“Having a student from the Wiregrass area who participated in the WIREGRASS Peanut Project attend AAGB was full circle,” Dr. Clevenger said. “The goal of the conference was to engage with industry leaders and researchers and to inspire students to continue on the course of peanut research.”

“For a student, we thought this would be a rare glimpse into the world of science, allowing them to learn about research, but also see the human side of the researchers as they tackle big-picture problems,” Madelene said.

As for the students attending, the conference shed light on parts of the peanut research process you may not get in the classroom or in the lab. “The first night of the conference was definitely a big eye-opener for me,” McKenzie said. “I talked to everyone and got to see the big figures for the research that is going on. I feel like I wouldn’t have known about all the opportunities I could have if I had not come to the conference.”

Not only did McKenzie learn about processes outside of the lab, she also was asked to speak to the conference attendees with her teacher, Keely Brewer, to explain the WIREGRASS Peanut Project and how the first-of-its-kind program is faring in the Wiregrass area.

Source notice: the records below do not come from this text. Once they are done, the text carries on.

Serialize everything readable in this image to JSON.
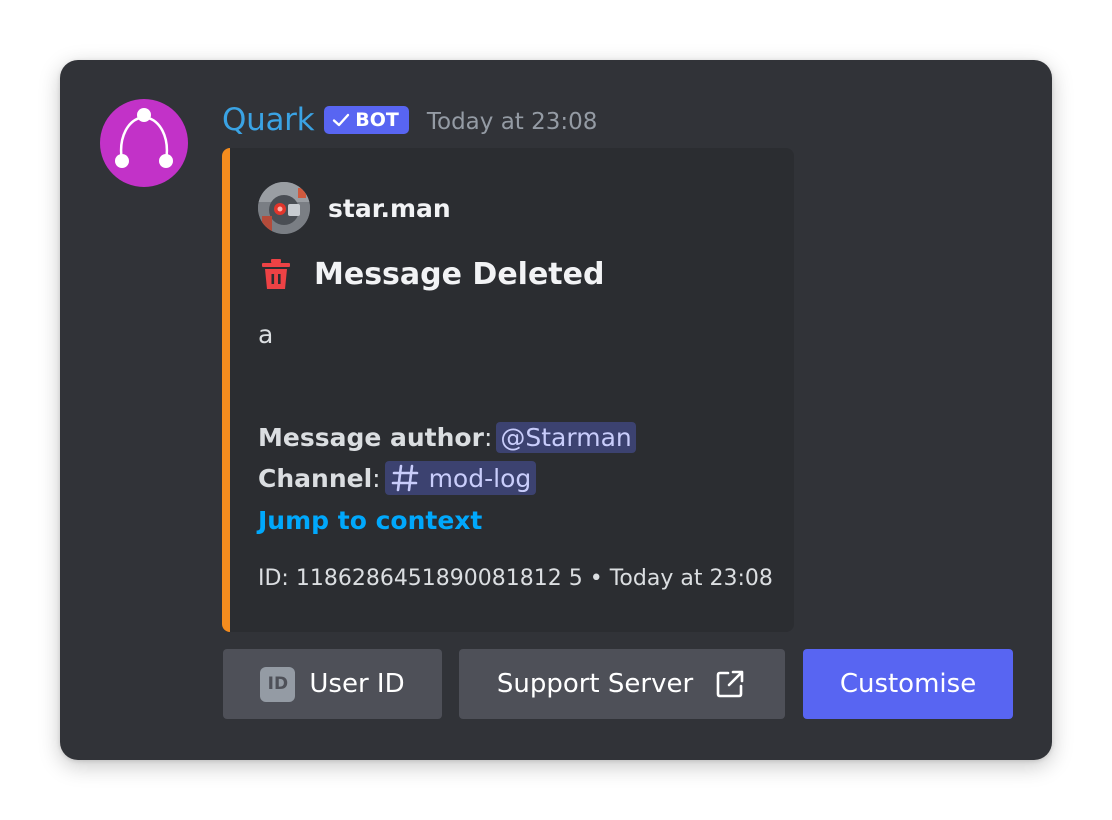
{
  "message": {
    "bot_name": "Quark",
    "bot_tag": "BOT",
    "timestamp": "Today at 23:08"
  },
  "embed": {
    "accent_color": "#f48c1e",
    "author_name": "star.man",
    "title_icon": "trash-icon",
    "title": "Message Deleted",
    "description": "a",
    "fields": {
      "author_label": "Message author",
      "author_value": "@Starman",
      "channel_label": "Channel",
      "channel_value": "mod-log",
      "separator": ":"
    },
    "link_label": "Jump to context",
    "footer": "ID: 1186286451890081812 5 • Today at 23:08"
  },
  "buttons": {
    "user_id_badge": "ID",
    "user_id_label": "User ID",
    "support_label": "Support Server",
    "customise_label": "Customise"
  },
  "colors": {
    "background": "#313338",
    "embed_background": "#2b2d31",
    "bot_name": "#3aa3e4",
    "link": "#00a8fc",
    "primary_button": "#5865f2",
    "secondary_button": "#4e5058",
    "deleted_icon": "#ed4245"
  }
}
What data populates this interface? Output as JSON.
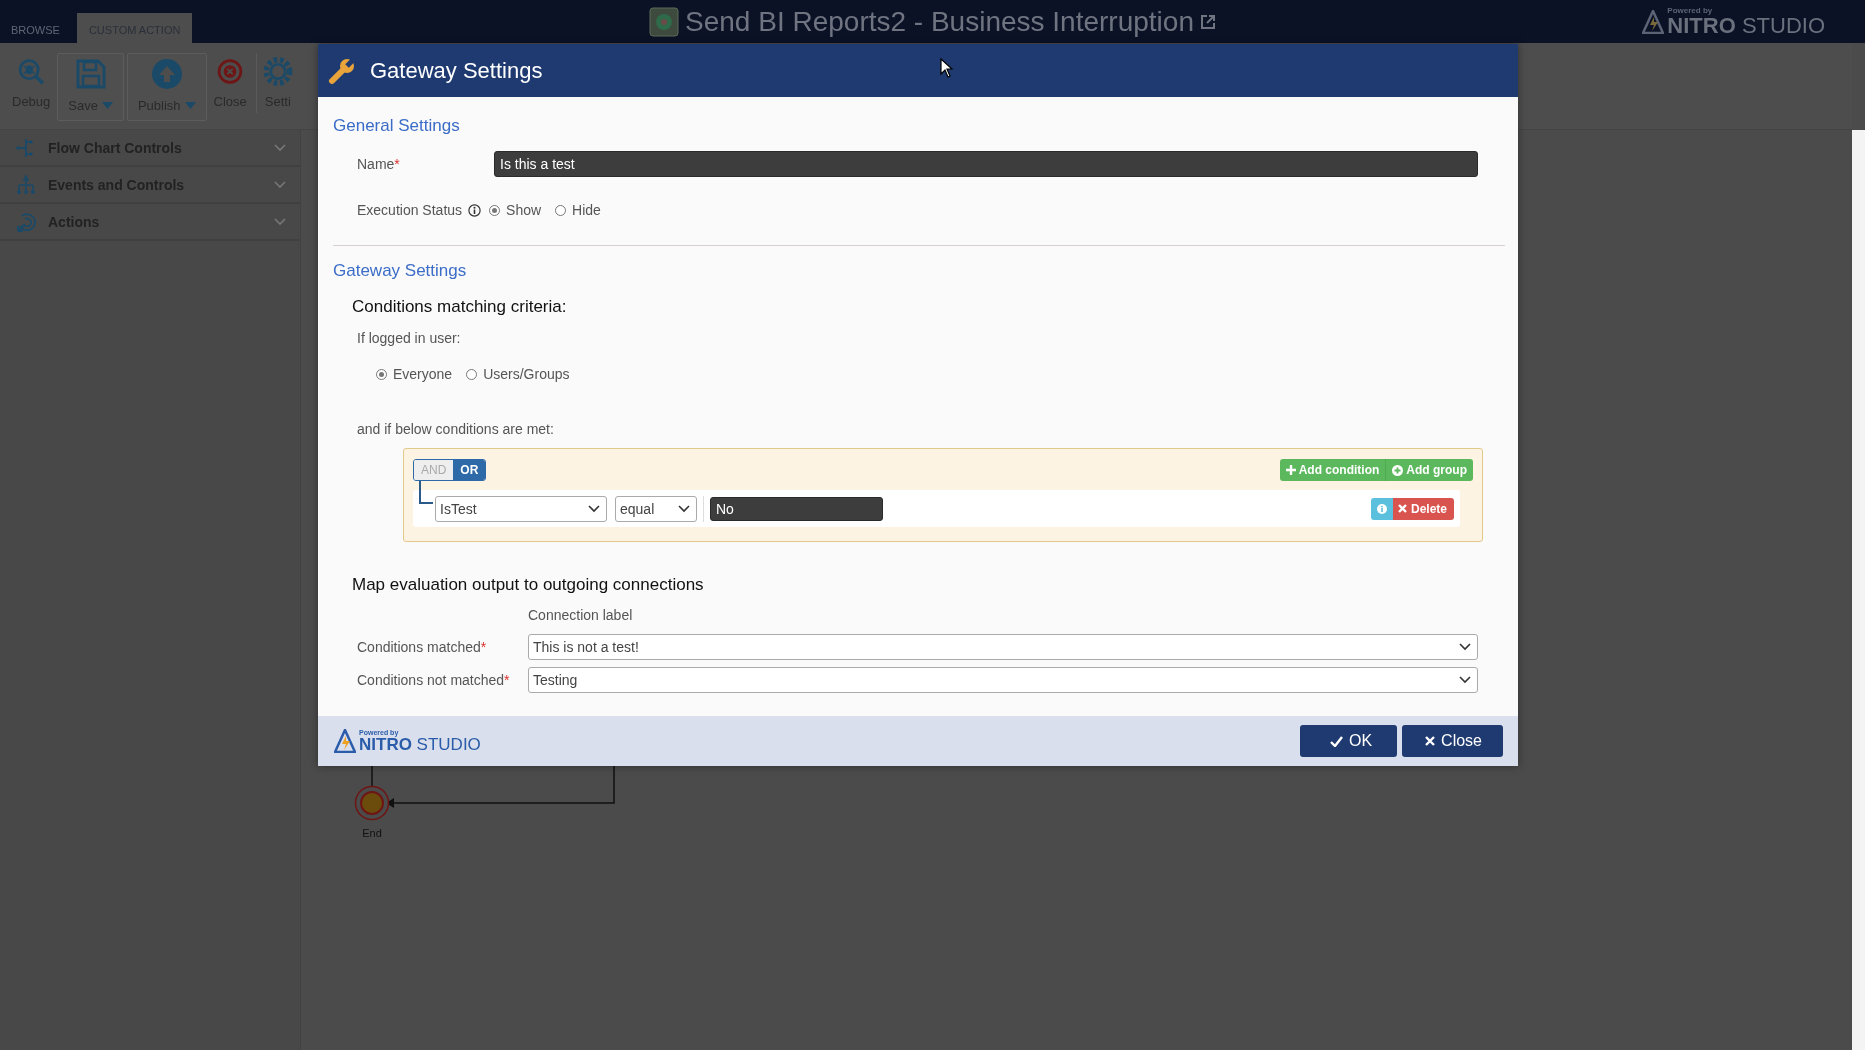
{
  "app_header": {
    "title": "Send BI Reports2 - Business Interruption",
    "logo": {
      "powered_by": "Powered by",
      "brand": "**NITRO** STUDIO"
    }
  },
  "ribbon_tabs": [
    {
      "label": "BROWSE",
      "selected": false
    },
    {
      "label": "CUSTOM ACTION",
      "selected": true
    }
  ],
  "ribbon_buttons": [
    {
      "label": "Debug",
      "kind": "debug",
      "dropdown": false
    },
    {
      "label": "Save",
      "kind": "save",
      "dropdown": true
    },
    {
      "label": "Publish",
      "kind": "publish",
      "dropdown": true
    },
    {
      "label": "Close",
      "kind": "close",
      "dropdown": false
    },
    {
      "label": "Setti",
      "kind": "settings",
      "dropdown": false
    }
  ],
  "sidebar": {
    "items": [
      {
        "label": "Flow Chart Controls",
        "kind": "flow",
        "expanded": false
      },
      {
        "label": "Events and Controls",
        "kind": "events",
        "expanded": false
      },
      {
        "label": "Actions",
        "kind": "actions",
        "expanded": false
      }
    ]
  },
  "canvas": {
    "nodes": [
      {
        "label": "End",
        "kind": "end"
      }
    ]
  },
  "dialog": {
    "title": "Gateway Settings",
    "general": {
      "heading": "General Settings",
      "name": {
        "label": "Name",
        "required_mark": "*",
        "value": "Is this a test"
      },
      "execution_status": {
        "label": "Execution Status",
        "options": [
          {
            "label": "Show",
            "selected": true
          },
          {
            "label": "Hide",
            "selected": false
          }
        ]
      }
    },
    "gateway": {
      "heading": "Gateway Settings",
      "criteria_heading": "Conditions matching criteria:",
      "user_label": "If logged in user:",
      "user_options": [
        {
          "label": "Everyone",
          "selected": true
        },
        {
          "label": "Users/Groups",
          "selected": false
        }
      ],
      "conditions_label": "and if below conditions are met:",
      "builder": {
        "operators": [
          {
            "label": "AND",
            "selected": false
          },
          {
            "label": "OR",
            "selected": true
          }
        ],
        "actions": [
          {
            "label": "Add condition",
            "kind": "add"
          },
          {
            "label": "Add group",
            "kind": "group"
          }
        ],
        "rules": [
          {
            "field": "IsTest",
            "operator": "equal",
            "value": "No",
            "delete": "Delete"
          }
        ]
      },
      "map_heading": "Map evaluation output to outgoing connections",
      "column_label": "Connection label",
      "mappings": [
        {
          "label": "Conditions matched",
          "required_mark": "*",
          "value": "This is not a test!"
        },
        {
          "label": "Conditions not matched",
          "required_mark": "*",
          "value": "Testing"
        }
      ]
    },
    "footer_logo": {
      "powered_by": "Powered by",
      "brand": "**NITRO** STUDIO"
    },
    "buttons": [
      {
        "label": "OK",
        "kind": "ok"
      },
      {
        "label": "Close",
        "kind": "close"
      }
    ]
  }
}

You can learn more about the WIREGRASS Peanut Project on Season 4, Episode 6 of Tiny Expeditions: Peanuts for the future: how students are collaborating to improve the legume we love.

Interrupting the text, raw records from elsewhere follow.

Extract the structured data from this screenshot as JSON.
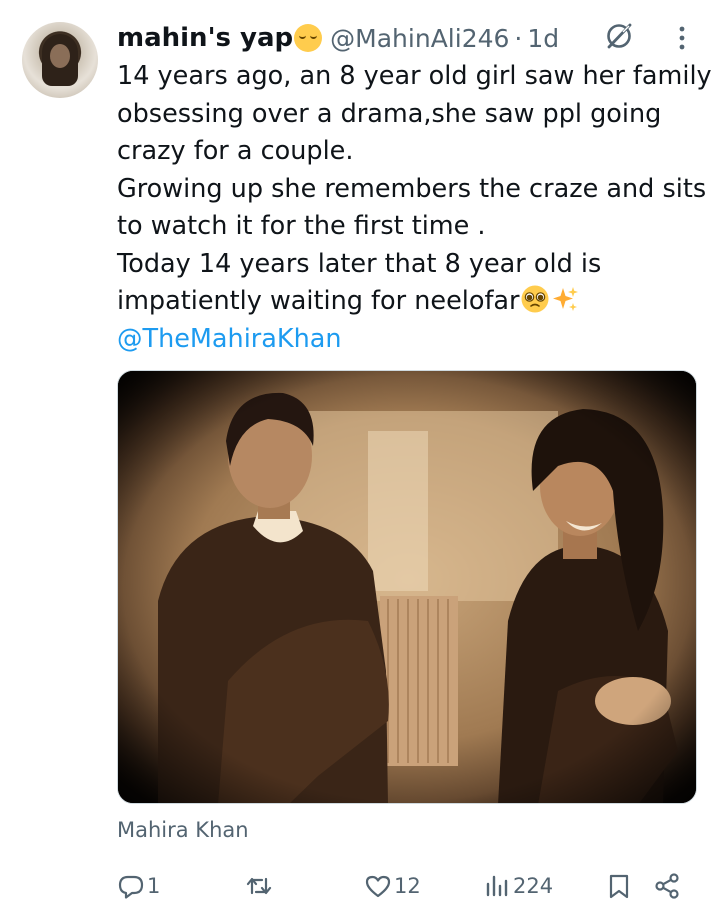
{
  "tweet": {
    "display_name": "mahin's yap",
    "name_emoji": "relieved-face-emoji",
    "handle": "@MahinAli246",
    "separator": "·",
    "time": "1d",
    "text_lines": [
      "14 years ago, an 8 year old girl saw her family",
      "obsessing over a drama,she saw ppl going",
      "crazy for a couple.",
      "Growing up she remembers the craze and sits",
      "to watch it for the first time .",
      "Today 14 years later that 8 year old is",
      "impatiently waiting for neelofar"
    ],
    "trailing_emojis": [
      "pleading-face-emoji",
      "sparkles-emoji"
    ],
    "mention": "@TheMahiraKhan",
    "media_caption": "Mahira Khan"
  },
  "actions": {
    "reply_count": "1",
    "repost_count": "",
    "like_count": "12",
    "views_count": "224"
  },
  "icons": {
    "grok": "grok-icon",
    "more": "more-icon",
    "reply": "reply-icon",
    "repost": "repost-icon",
    "like": "heart-icon",
    "views": "views-icon",
    "bookmark": "bookmark-icon",
    "share": "share-icon"
  },
  "colors": {
    "text": "#0f1419",
    "secondary": "#536471",
    "link": "#1d9bf0",
    "background": "#ffffff"
  }
}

“Coming [to AAGB] definitely helped me solidify the path that I want to go down in college,” McKenzie said. “I was between going on a research path and going into a social science path. After being here and learning about each path, it solidified the fact that I want to help make decisions based on what is going on in the labs, but not doing it myself.”

When asked about advice she would give to future students engaging in the WIREGRASS Peanut Project, McKenzie said to keep an open mind. “I definitely think you have to keep an open mind when talking about genomics and science. There are so many ways that it can be applied and ways it can help,” McKenzie said. “It can get confusing, but as long as you stick it out, you can be good at it and understand it a lot more.”